For a Japanese company, an entry into the U.S. spirits market is not without challenges. There is, for instance, concern that some bourbon drinkers may balk at the idea of a foreign takeover. But Suntory’s pledge to keep current Beam management in place suggests the buyer has no plans to change the production process. And as investment site The Motley Fool points out, Suntory need only look to Tokyo-based Kirin’s 2001 purchase of Four Roses for an example of how a foreign company can find success with a U.S. bourbon brand.
Cleary’s relationship with longtime client Suntory goes back more than 30 years, beginning with the firm’s work on the company’s 1980 purchase of Pepsi-Cola bottling franchisee PepCom. Cleary also has worked with Suntory on a number of acquisitions of bottled water companies and helped put together a bottled water delivery joint venture between Suntory Water Group and France’s Group Danone in 2003. The firm also represented Suntory in connection with the company’s 1990 purchase of Chicago White Sox minor league baseball affiliate the Birmingham Barons.
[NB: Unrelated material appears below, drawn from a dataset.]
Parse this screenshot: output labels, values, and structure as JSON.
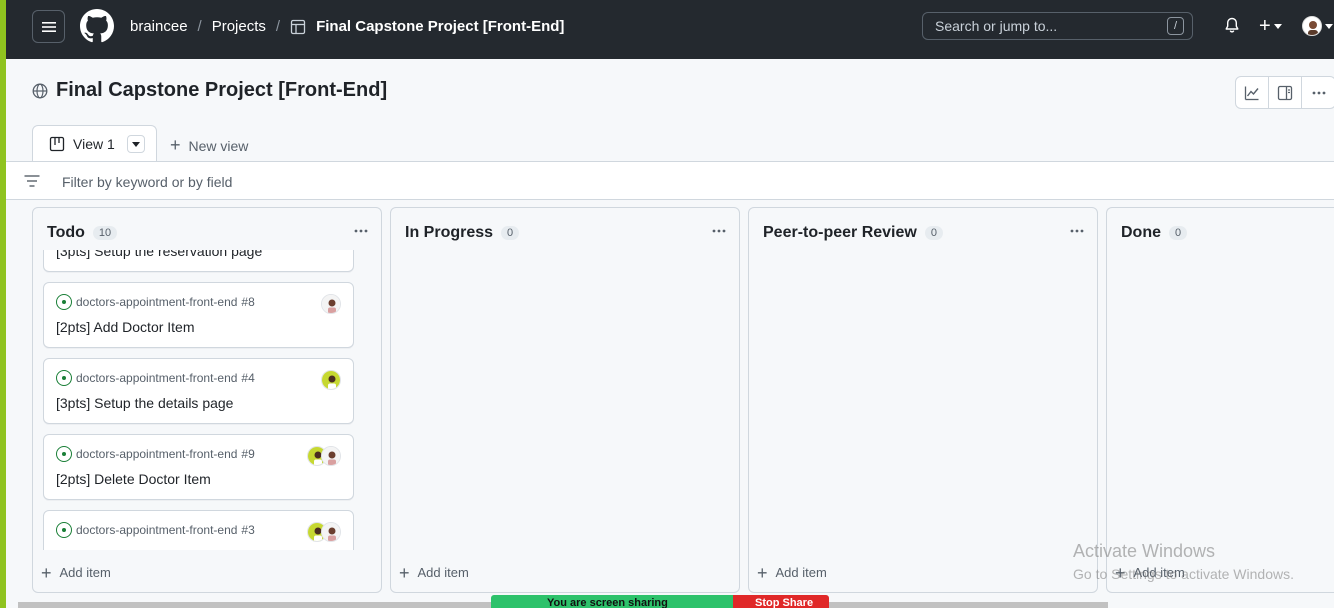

O’Reilly’s own relationship with Suntory extends to his stint as a Cleary summer associate in 1998. He said his first assignment upon joining the firm was a corporate matter involving Suntory’s bottled water holdings.
Suntory’s interest in a possible deal for Beam reportedly dates to 2011, and the company supposedly considered making a joint bid for the bourbon maker with Diageo last year. O’Reilly said he and the rest of the Cleary team were not called in on the matter until last fall, after Suntory had decided to proceed with a solo bid. The company approached Beam in December to begin negotiations.
Once the two parties came to an agreement on price parameters, O’Reilly said, the roughly month-long negotiations moved quickly to signing. Suntory “has a strong team, both legal and financial, in Japan, all of whom are very well organized and ready to move quickly once Beam made themselves available to be sold,” he said.
What resulted was a transformational deal for Cleary’s client, with Suntory president Nobutada Saji calling the acquisition a “once in a lifetime gamble” when discussing it earlier this week. O’Reilly added that the transaction makes for a compelling story for Suntory—a family-owned spirits company that runs Japan’s oldest distillery and has long desired a piece of the U.S. whiskey market: “Their history is in whiskey and this is kind of the one opportunity they had to buy an American whiskey company.”
When it came time for the formal signing of the agreement, O’Reilly said at least one bottle of Maker’s Mark made an appearance at the event. And, in keeping with the theme, he added that the Cleary team has plans for a celebratory bourbon tasting in the near future.